UC: I’m pretty flexible and have worked with all genres of music from indie bands through hip-hop and rappers, jazz through metal. But my love is recording live bands who have their own sound and vision, with a wide open sound and plenty of dynamics.
Is it just bands?
UC: That’s what I would be doing 24/7 if I had the chance, but as I said before I’m pretty flexible to work with singers, rappers, solo instrumentalists and the like
Can you play us a few of your recent projects and talk us through them?
UC: Sure! First off is a local band I worked with called The Fleas. They are a five piece from Reading specialising in indie rock tunes with pop sense-abilities. I worked on this project with Nigel Firth. We did 4 tracks over multiple sessions, recording the bare bones stuff live then layering and replacing guitars, percussion and Nigel’s synth parts.

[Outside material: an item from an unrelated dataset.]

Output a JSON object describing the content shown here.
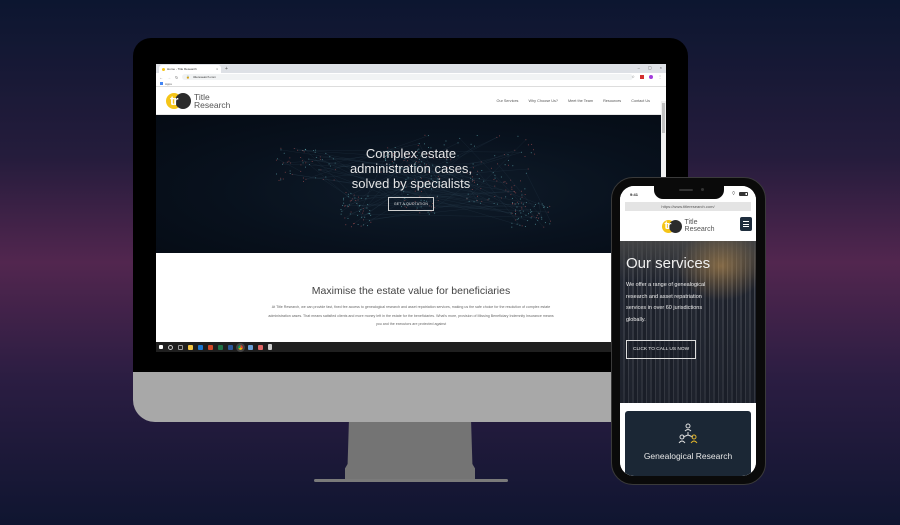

The drum sound I went for had an open room sound but not as reflective or wide as some of my other recordings, opting instead for a tighter sound. Production decisions were taken by myself and Nigel, including things like glockenspiel overdubs, synths and vocal effects. The release is called “Telling Tales” and is available from iTunes.
Next is a band from London called Silent Front. They play raw, noisy hardcore with plenty of dynamics and time changes. So it was important to capture the band as they play live, with a wide open sound displaying their full dynamic range.
They recorded their second album with me. It was all recorded live, with guitar and bass replaced after the initial takes through their own amps. Some challenges I had to overcome were an overpowering snare sound and getting the bass to cut through the mix. Even though I used extensive ambient miking the drum sound wasn’t quite wet enough, so we ended up applying a room style reverb to the whole drum mix.
Finally is a mixing and mastering project I undertook for Nigel’s band Vienna Ditto. I mixed 13 tracks which were produced by Nigel. The songs all feature numerous channels of synths, percussion, drum and guitar parts. I’d say the biggest challenge in mixing this album was going through the multitude of channels and tweaking the levels which was a bit like a balancing act.
Although I don’t usually intrude too much in the production side of things, I felt that some instruments lacked certain effects and some parts in songs sounded too empty etc. I often make production suggestions where I feel they are needed, but mostly leave the important decisions up to the artists themselves as they are they ones with the vision.
What else would you like to add?
UC: We’ve just acquired some new ribbon mics in the studio, I’m having a great time using them!
Recent Client List
- Vienna Ditto
- Silent Front
- The Fleas
- Nobodies Birthday
- Red Soul Brigade
- Black Skies Burn
- Basement Torture Killings